I have been training in one way or another for over 30 years – longer than some of our students have been alive – but after years in the gym making myself bigger and stronger I found something else. Something better. However, I don’t really want to write about the physical side today so much as the more spiritual – and in particular the Confucian principles of which Dave speaks in class.
Unlike some of my Kung Fu brothers and sisters I am no particular student of Eastern philosophy or culture and what I say here is based on what I have picked up from others in class, so apologies in advance for any misunderstandings on my part! But, as I understand it, some of the basic principles on which our art is based are the Confucian values of filial piety, respect and humility. And what’s not to like about that? Particularly in the increasingly disrespectful and brash world we inhabit these days, with its thinly-veiled contempt for the old and pervasive culture of “humblebrag”?
When I started Kung Fu it was not particularly thought-through or considered. I encouraged my children Seren and Henry to start because I wanted them to “do a martial art” both for the physical benefits but also in the hope that it would involve discipline and respect in some way, shape or form. It was hugely successful! Obviously my wife and I are world-class parents and the virtues of respect and humility that Kung Fu brings were values we had been trying to instil in the children all along (that’s my story anyway). But I found it compelling as I observed the children’s progress. So I started too. And here we are, approaching 10 years later.
Anyway, what am I actually writing about? Humility, really.
Dave often speaks of how we must, as martial artists, be humble. To put it another way: “with great power comes great responsibility”. And that must be right, mustn’t it? After all, some of the techniques we are being taught are really pretty scary when you think about it, and it must be better for that knowledge to reside in someone thoughtful, respectful and humble than someone that is none of those things?

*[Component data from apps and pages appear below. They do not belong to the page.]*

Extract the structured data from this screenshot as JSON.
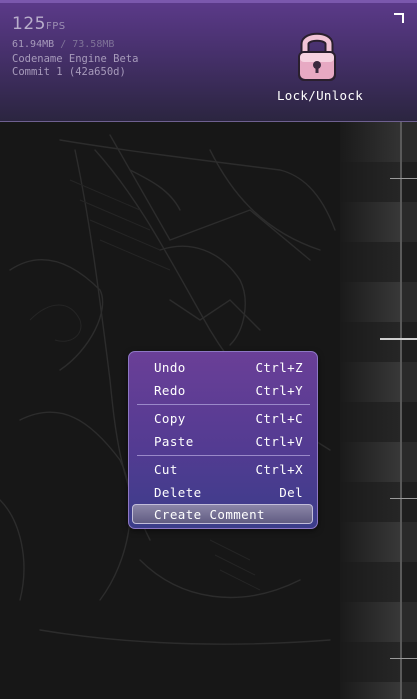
{
  "overlay": {
    "fps_value": "125",
    "fps_unit": "FPS",
    "memory_used": "61.94MB",
    "memory_separator": "/",
    "memory_peak": "73.58MB",
    "engine_name": "Codename Engine Beta",
    "commit": "Commit 1 (42a650d)"
  },
  "toolbar": {
    "lock_label": "Lock/Unlock",
    "lock_icon": "padlock-icon"
  },
  "context_menu": {
    "items": [
      {
        "label": "Undo",
        "shortcut": "Ctrl+Z"
      },
      {
        "label": "Redo",
        "shortcut": "Ctrl+Y"
      },
      {
        "label": "Copy",
        "shortcut": "Ctrl+C"
      },
      {
        "label": "Paste",
        "shortcut": "Ctrl+V"
      },
      {
        "label": "Cut",
        "shortcut": "Ctrl+X"
      },
      {
        "label": "Delete",
        "shortcut": "Del"
      },
      {
        "label": "Create Comment",
        "shortcut": "",
        "highlighted": true
      }
    ]
  },
  "colors": {
    "header_top": "#5c3a8a",
    "header_bottom": "#2b2540",
    "menu_top": "#6a3f97",
    "menu_bottom": "#3b3d8a",
    "menu_border": "#8d77c4",
    "canvas_bg": "#171717",
    "grid_dark": "#262626",
    "grid_light": "#383838"
  }
}
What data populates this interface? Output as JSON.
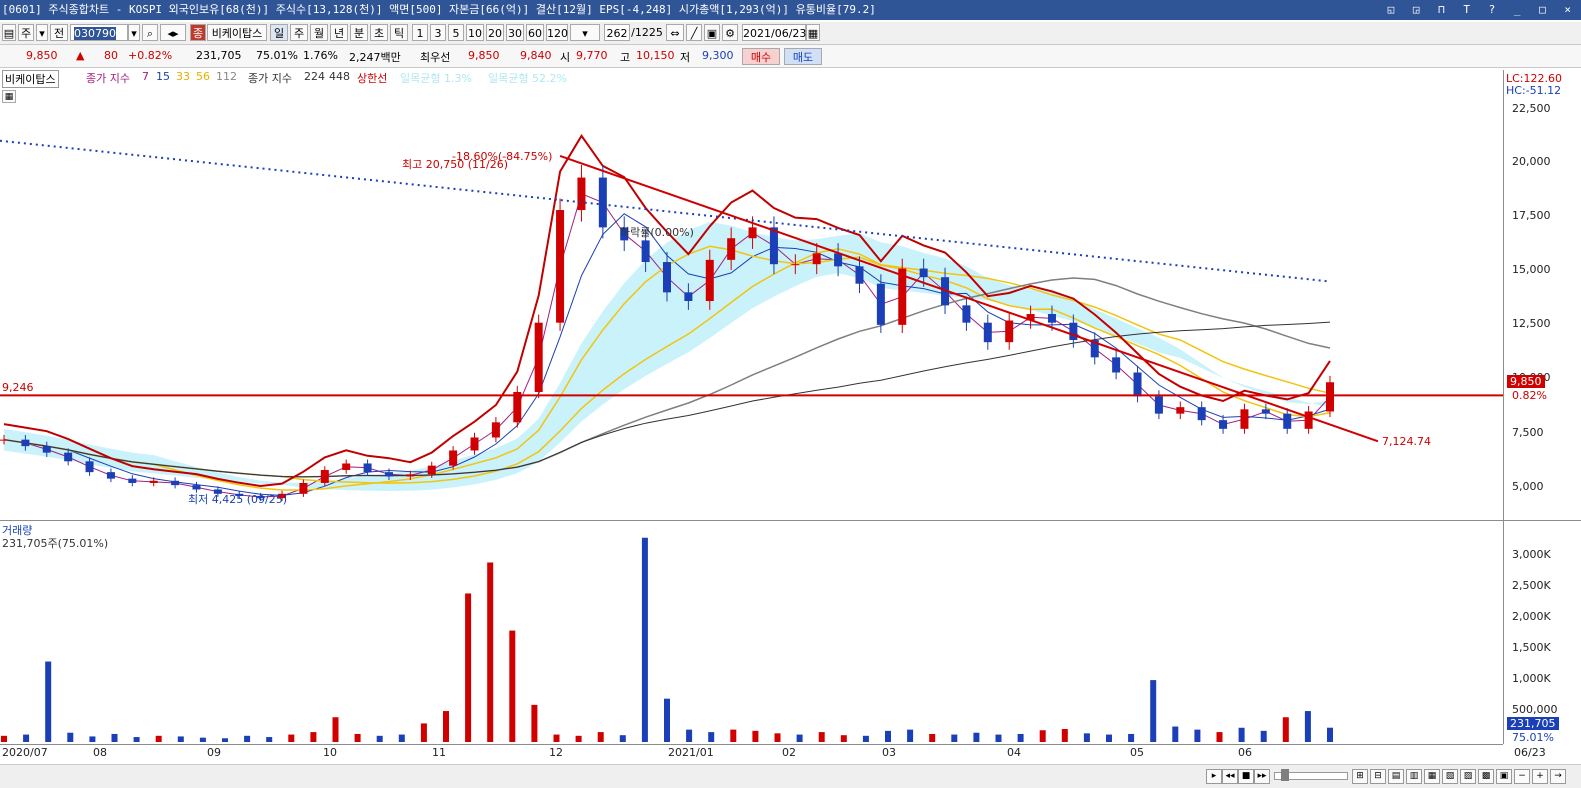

Kung Fu has transformed me physically, and made me able to do things I simply could not do before (when I was younger and stronger!). But it has also made me a better human. And I say that (the sort of statement about which I would usually be extremely sceptical) because it isn’t just the physical side that I am talking about, rather it is the mutual respect that we are all encouraged to develop.
In our Kung Fu club we are a family. We are Kung Fu brothers and sisters together. And the oldest is the one that has been training the longest. I was a relatively late starter with ‘the Fu’ after following the kids into it. So for some time (err… years) I was frequently the most junior person in the room. When we went out for dinner together as a club it was often my job to serve the rice (the job of the most martially junior person).
“So what” you say?
Well… it is, I believe, a powerful thing to be serving other people, to be waiting on rather than waited upon. When I told my colleagues at work about this they found it implausible to say the least. That may tell you more about them than anything else, but as I have repeatedly said to them, I have found it to be a very positive thing indeed, a good antidote to creeping self-importance: to put it more bluntly, “getting over myself”.
It is a small thing I suppose, but a very concrete example of the philosophy Dave encourages us to adopt in class and life: to show respect and consideration to others, and to be humble about our place in the world. These are not, in my humble opinion, virtues that today’s individualistic society particularly encourages, and that is our society’s loss. I am extremely proud to be a part of a club – no, a family – that does encourage them. That, for me, is just as important as all the punches, blocks and fancy kicks.